Exercise: Skip the images and repeat every entry word for word.

The input:
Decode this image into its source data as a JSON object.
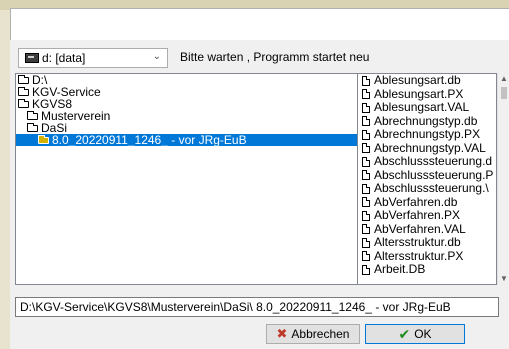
{
  "drive_selector": {
    "value": "d: [data]"
  },
  "status": "Bitte warten , Programm startet neu",
  "directories": [
    {
      "label": "D:\\",
      "selected": false
    },
    {
      "label": "KGV-Service",
      "selected": false
    },
    {
      "label": "KGVS8",
      "selected": false
    },
    {
      "label": "Musterverein",
      "selected": false
    },
    {
      "label": "DaSi",
      "selected": false
    },
    {
      "label": "8.0_20220911_1246_ - vor JRg-EuB",
      "selected": true
    }
  ],
  "files": [
    "Ablesungsart.db",
    "Ablesungsart.PX",
    "Ablesungsart.VAL",
    "Abrechnungstyp.db",
    "Abrechnungstyp.PX",
    "Abrechnungstyp.VAL",
    "Abschlusssteuerung.d",
    "Abschlusssteuerung.P",
    "Abschlusssteuerung.\\",
    "AbVerfahren.db",
    "AbVerfahren.PX",
    "AbVerfahren.VAL",
    "Altersstruktur.db",
    "Altersstruktur.PX",
    "Arbeit.DB"
  ],
  "path": "D:\\KGV-Service\\KGVS8\\Musterverein\\DaSi\\ 8.0_20220911_1246_ - vor JRg-EuB",
  "buttons": {
    "cancel": "Abbrechen",
    "ok": "OK"
  },
  "colors": {
    "selection": "#0078d7",
    "ok_border": "#0078d7"
  }
}
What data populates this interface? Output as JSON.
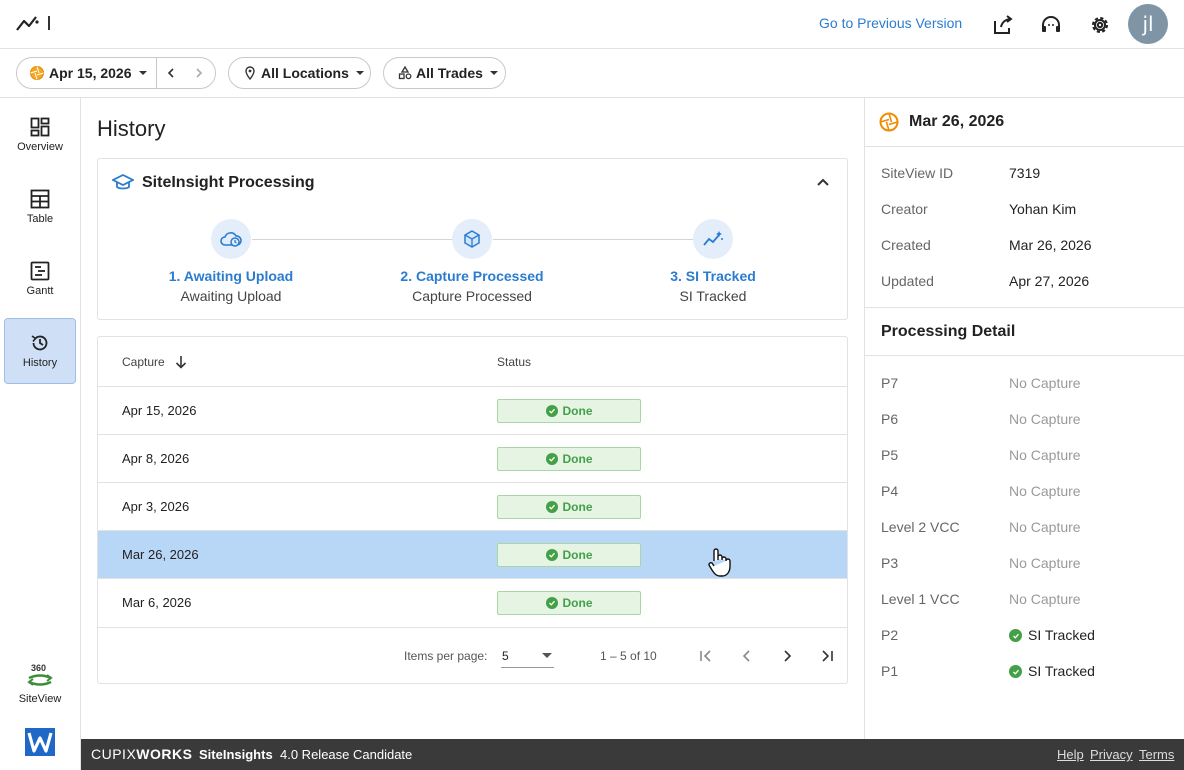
{
  "header": {
    "prev_version": "Go to Previous Version",
    "user_initials": "jl"
  },
  "filters": {
    "date": "Apr 15, 2026",
    "locations": "All Locations",
    "trades": "All Trades"
  },
  "nav": {
    "items": [
      {
        "label": "Overview"
      },
      {
        "label": "Table"
      },
      {
        "label": "Gantt"
      },
      {
        "label": "History"
      }
    ],
    "siteview": "SiteView",
    "siteview_badge": "360"
  },
  "main": {
    "title": "History",
    "processing": {
      "title": "SiteInsight Processing",
      "steps": [
        {
          "title": "1. Awaiting Upload",
          "sub": "Awaiting Upload"
        },
        {
          "title": "2. Capture Processed",
          "sub": "Capture Processed"
        },
        {
          "title": "3. SI Tracked",
          "sub": "SI Tracked"
        }
      ]
    },
    "table": {
      "col_capture": "Capture",
      "col_status": "Status",
      "rows": [
        {
          "capture": "Apr 15, 2026",
          "status": "Done"
        },
        {
          "capture": "Apr 8, 2026",
          "status": "Done"
        },
        {
          "capture": "Apr 3, 2026",
          "status": "Done"
        },
        {
          "capture": "Mar 26, 2026",
          "status": "Done"
        },
        {
          "capture": "Mar 6, 2026",
          "status": "Done"
        }
      ],
      "items_per_page_label": "Items per page:",
      "items_per_page": "5",
      "range": "1 – 5 of 10"
    }
  },
  "details": {
    "date": "Mar 26, 2026",
    "fields": [
      {
        "key": "SiteView ID",
        "value": "7319"
      },
      {
        "key": "Creator",
        "value": "Yohan Kim"
      },
      {
        "key": "Created",
        "value": "Mar 26, 2026"
      },
      {
        "key": "Updated",
        "value": "Apr 27, 2026"
      }
    ],
    "processing_title": "Processing Detail",
    "processing": [
      {
        "key": "P7",
        "value": "No Capture"
      },
      {
        "key": "P6",
        "value": "No Capture"
      },
      {
        "key": "P5",
        "value": "No Capture"
      },
      {
        "key": "P4",
        "value": "No Capture"
      },
      {
        "key": "Level 2 VCC",
        "value": "No Capture"
      },
      {
        "key": "P3",
        "value": "No Capture"
      },
      {
        "key": "Level 1 VCC",
        "value": "No Capture"
      },
      {
        "key": "P2",
        "value": "SI Tracked"
      },
      {
        "key": "P1",
        "value": "SI Tracked"
      }
    ]
  },
  "footer": {
    "brand_a": "CUPIX",
    "brand_b": "WORKS",
    "product": "SiteInsights",
    "version": "4.0 Release Candidate",
    "help": "Help",
    "privacy": "Privacy",
    "terms": "Terms"
  },
  "colors": {
    "accent": "#2b7cd0",
    "selected_row": "#b8d6f6",
    "done_green": "#43a047",
    "footer_bg": "#3a3a3a"
  }
}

Answer to this task:
Decode this image into its source data as a JSON object.
{
  "drive_selector": {
    "value": "d: [data]"
  },
  "status": "Bitte warten , Programm startet neu",
  "directories": [
    {
      "label": "D:\\",
      "selected": false
    },
    {
      "label": "KGV-Service",
      "selected": false
    },
    {
      "label": "KGVS8",
      "selected": false
    },
    {
      "label": "Musterverein",
      "selected": false
    },
    {
      "label": "DaSi",
      "selected": false
    },
    {
      "label": "8.0_20220911_1246_ - vor JRg-EuB",
      "selected": true
    }
  ],
  "files": [
    "Ablesungsart.db",
    "Ablesungsart.PX",
    "Ablesungsart.VAL",
    "Abrechnungstyp.db",
    "Abrechnungstyp.PX",
    "Abrechnungstyp.VAL",
    "Abschlusssteuerung.d",
    "Abschlusssteuerung.P",
    "Abschlusssteuerung.\\",
    "AbVerfahren.db",
    "AbVerfahren.PX",
    "AbVerfahren.VAL",
    "Altersstruktur.db",
    "Altersstruktur.PX",
    "Arbeit.DB"
  ],
  "path": "D:\\KGV-Service\\KGVS8\\Musterverein\\DaSi\\ 8.0_20220911_1246_ - vor JRg-EuB",
  "buttons": {
    "cancel": "Abbrechen",
    "ok": "OK"
  },
  "colors": {
    "selection": "#0078d7",
    "ok_border": "#0078d7"
  }
}
What data populates this interface? Output as JSON.
{
  "header": {
    "prev_version": "Go to Previous Version",
    "user_initials": "jl"
  },
  "filters": {
    "date": "Apr 15, 2026",
    "locations": "All Locations",
    "trades": "All Trades"
  },
  "nav": {
    "items": [
      {
        "label": "Overview"
      },
      {
        "label": "Table"
      },
      {
        "label": "Gantt"
      },
      {
        "label": "History"
      }
    ],
    "siteview": "SiteView",
    "siteview_badge": "360"
  },
  "main": {
    "title": "History",
    "processing": {
      "title": "SiteInsight Processing",
      "steps": [
        {
          "title": "1. Awaiting Upload",
          "sub": "Awaiting Upload"
        },
        {
          "title": "2. Capture Processed",
          "sub": "Capture Processed"
        },
        {
          "title": "3. SI Tracked",
          "sub": "SI Tracked"
        }
      ]
    },
    "table": {
      "col_capture": "Capture",
      "col_status": "Status",
      "rows": [
        {
          "capture": "Apr 15, 2026",
          "status": "Done"
        },
        {
          "capture": "Apr 8, 2026",
          "status": "Done"
        },
        {
          "capture": "Apr 3, 2026",
          "status": "Done"
        },
        {
          "capture": "Mar 26, 2026",
          "status": "Done"
        },
        {
          "capture": "Mar 6, 2026",
          "status": "Done"
        }
      ],
      "items_per_page_label": "Items per page:",
      "items_per_page": "5",
      "range": "1 – 5 of 10"
    }
  },
  "details": {
    "date": "Mar 26, 2026",
    "fields": [
      {
        "key": "SiteView ID",
        "value": "7319"
      },
      {
        "key": "Creator",
        "value": "Yohan Kim"
      },
      {
        "key": "Created",
        "value": "Mar 26, 2026"
      },
      {
        "key": "Updated",
        "value": "Apr 27, 2026"
      }
    ],
    "processing_title": "Processing Detail",
    "processing": [
      {
        "key": "P7",
        "value": "No Capture"
      },
      {
        "key": "P6",
        "value": "No Capture"
      },
      {
        "key": "P5",
        "value": "No Capture"
      },
      {
        "key": "P4",
        "value": "No Capture"
      },
      {
        "key": "Level 2 VCC",
        "value": "No Capture"
      },
      {
        "key": "P3",
        "value": "No Capture"
      },
      {
        "key": "Level 1 VCC",
        "value": "No Capture"
      },
      {
        "key": "P2",
        "value": "SI Tracked"
      },
      {
        "key": "P1",
        "value": "SI Tracked"
      }
    ]
  },
  "footer": {
    "brand_a": "CUPIX",
    "brand_b": "WORKS",
    "product": "SiteInsights",
    "version": "4.0 Release Candidate",
    "help": "Help",
    "privacy": "Privacy",
    "terms": "Terms"
  },
  "colors": {
    "accent": "#2b7cd0",
    "selected_row": "#b8d6f6",
    "done_green": "#43a047",
    "footer_bg": "#3a3a3a"
  }
}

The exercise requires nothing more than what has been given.